[Record excerpts Boundary: Start]
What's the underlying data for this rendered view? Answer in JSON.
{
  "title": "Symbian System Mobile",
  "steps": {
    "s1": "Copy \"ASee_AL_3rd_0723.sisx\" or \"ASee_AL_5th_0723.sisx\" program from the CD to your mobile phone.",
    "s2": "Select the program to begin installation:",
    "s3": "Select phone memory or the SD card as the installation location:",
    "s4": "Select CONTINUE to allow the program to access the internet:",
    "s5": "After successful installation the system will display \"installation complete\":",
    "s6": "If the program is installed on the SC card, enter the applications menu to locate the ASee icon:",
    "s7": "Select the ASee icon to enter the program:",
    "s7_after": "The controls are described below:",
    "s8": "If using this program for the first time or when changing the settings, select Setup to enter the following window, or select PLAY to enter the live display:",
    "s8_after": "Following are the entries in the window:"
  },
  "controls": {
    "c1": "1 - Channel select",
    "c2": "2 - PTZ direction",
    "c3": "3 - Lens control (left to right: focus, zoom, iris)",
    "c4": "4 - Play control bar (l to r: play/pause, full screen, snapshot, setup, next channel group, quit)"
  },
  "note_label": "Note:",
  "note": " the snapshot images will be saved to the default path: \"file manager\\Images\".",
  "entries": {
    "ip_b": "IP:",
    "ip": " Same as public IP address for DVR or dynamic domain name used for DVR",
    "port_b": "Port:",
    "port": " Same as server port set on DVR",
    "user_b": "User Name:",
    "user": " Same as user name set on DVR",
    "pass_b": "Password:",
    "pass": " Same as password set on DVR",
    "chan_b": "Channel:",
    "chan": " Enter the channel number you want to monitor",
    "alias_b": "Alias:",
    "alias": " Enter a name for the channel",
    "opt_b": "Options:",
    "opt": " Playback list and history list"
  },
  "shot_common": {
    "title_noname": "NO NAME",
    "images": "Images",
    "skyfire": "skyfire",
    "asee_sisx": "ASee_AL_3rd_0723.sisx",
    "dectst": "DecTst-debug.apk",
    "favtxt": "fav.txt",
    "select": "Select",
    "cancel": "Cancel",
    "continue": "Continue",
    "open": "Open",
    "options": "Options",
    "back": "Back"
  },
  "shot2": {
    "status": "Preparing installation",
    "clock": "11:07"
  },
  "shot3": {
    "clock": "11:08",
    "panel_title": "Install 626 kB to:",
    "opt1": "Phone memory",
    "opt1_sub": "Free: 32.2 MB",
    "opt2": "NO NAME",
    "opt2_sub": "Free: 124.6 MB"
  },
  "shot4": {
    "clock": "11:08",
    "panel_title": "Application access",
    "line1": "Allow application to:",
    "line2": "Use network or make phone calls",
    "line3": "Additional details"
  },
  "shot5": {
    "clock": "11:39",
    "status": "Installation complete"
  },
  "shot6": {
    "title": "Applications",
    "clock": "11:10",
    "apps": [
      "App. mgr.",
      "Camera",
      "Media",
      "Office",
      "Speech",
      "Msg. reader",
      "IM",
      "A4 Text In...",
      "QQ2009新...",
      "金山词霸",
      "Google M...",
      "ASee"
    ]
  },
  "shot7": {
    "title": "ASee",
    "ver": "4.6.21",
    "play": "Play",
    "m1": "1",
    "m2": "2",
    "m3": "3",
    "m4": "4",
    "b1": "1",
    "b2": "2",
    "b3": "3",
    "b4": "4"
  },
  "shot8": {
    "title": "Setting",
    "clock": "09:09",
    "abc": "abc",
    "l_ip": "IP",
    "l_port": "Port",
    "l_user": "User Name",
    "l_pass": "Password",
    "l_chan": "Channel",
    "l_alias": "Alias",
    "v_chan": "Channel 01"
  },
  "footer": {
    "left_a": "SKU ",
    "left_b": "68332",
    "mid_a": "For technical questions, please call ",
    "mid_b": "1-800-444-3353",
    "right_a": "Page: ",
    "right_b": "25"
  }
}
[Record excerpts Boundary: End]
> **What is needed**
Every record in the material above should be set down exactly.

> **Exercise response**
What's the underlying data for this rendered view? Answer in JSON.
{
  "title": "Symbian System Mobile",
  "steps": {
    "s1": "Copy \"ASee_AL_3rd_0723.sisx\" or \"ASee_AL_5th_0723.sisx\" program from the CD to your mobile phone.",
    "s2": "Select the program to begin installation:",
    "s3": "Select phone memory or the SD card as the installation location:",
    "s4": "Select CONTINUE to allow the program to access the internet:",
    "s5": "After successful installation the system will display \"installation complete\":",
    "s6": "If the program is installed on the SC card, enter the applications menu to locate the ASee icon:",
    "s7": "Select the ASee icon to enter the program:",
    "s7_after": "The controls are described below:",
    "s8": "If using this program for the first time or when changing the settings, select Setup to enter the following window, or select PLAY to enter the live display:",
    "s8_after": "Following are the entries in the window:"
  },
  "controls": {
    "c1": "1 - Channel select",
    "c2": "2 - PTZ direction",
    "c3": "3 - Lens control (left to right: focus, zoom, iris)",
    "c4": "4 - Play control bar (l to r: play/pause, full screen, snapshot, setup, next channel group, quit)"
  },
  "note_label": "Note:",
  "note": " the snapshot images will be saved to the default path: \"file manager\\Images\".",
  "entries": {
    "ip_b": "IP:",
    "ip": " Same as public IP address for DVR or dynamic domain name used for DVR",
    "port_b": "Port:",
    "port": " Same as server port set on DVR",
    "user_b": "User Name:",
    "user": " Same as user name set on DVR",
    "pass_b": "Password:",
    "pass": " Same as password set on DVR",
    "chan_b": "Channel:",
    "chan": " Enter the channel number you want to monitor",
    "alias_b": "Alias:",
    "alias": " Enter a name for the channel",
    "opt_b": "Options:",
    "opt": " Playback list and history list"
  },
  "shot_common": {
    "title_noname": "NO NAME",
    "images": "Images",
    "skyfire": "skyfire",
    "asee_sisx": "ASee_AL_3rd_0723.sisx",
    "dectst": "DecTst-debug.apk",
    "favtxt": "fav.txt",
    "select": "Select",
    "cancel": "Cancel",
    "continue": "Continue",
    "open": "Open",
    "options": "Options",
    "back": "Back"
  },
  "shot2": {
    "status": "Preparing installation",
    "clock": "11:07"
  },
  "shot3": {
    "clock": "11:08",
    "panel_title": "Install 626 kB to:",
    "opt1": "Phone memory",
    "opt1_sub": "Free: 32.2 MB",
    "opt2": "NO NAME",
    "opt2_sub": "Free: 124.6 MB"
  },
  "shot4": {
    "clock": "11:08",
    "panel_title": "Application access",
    "line1": "Allow application to:",
    "line2": "Use network or make phone calls",
    "line3": "Additional details"
  },
  "shot5": {
    "clock": "11:39",
    "status": "Installation complete"
  },
  "shot6": {
    "title": "Applications",
    "clock": "11:10",
    "apps": [
      "App. mgr.",
      "Camera",
      "Media",
      "Office",
      "Speech",
      "Msg. reader",
      "IM",
      "A4 Text In...",
      "QQ2009新...",
      "金山词霸",
      "Google M...",
      "ASee"
    ]
  },
  "shot7": {
    "title": "ASee",
    "ver": "4.6.21",
    "play": "Play",
    "m1": "1",
    "m2": "2",
    "m3": "3",
    "m4": "4",
    "b1": "1",
    "b2": "2",
    "b3": "3",
    "b4": "4"
  },
  "shot8": {
    "title": "Setting",
    "clock": "09:09",
    "abc": "abc",
    "l_ip": "IP",
    "l_port": "Port",
    "l_user": "User Name",
    "l_pass": "Password",
    "l_chan": "Channel",
    "l_alias": "Alias",
    "v_chan": "Channel 01"
  },
  "footer": {
    "left_a": "SKU ",
    "left_b": "68332",
    "mid_a": "For technical questions, please call ",
    "mid_b": "1-800-444-3353",
    "right_a": "Page: ",
    "right_b": "25"
  }
}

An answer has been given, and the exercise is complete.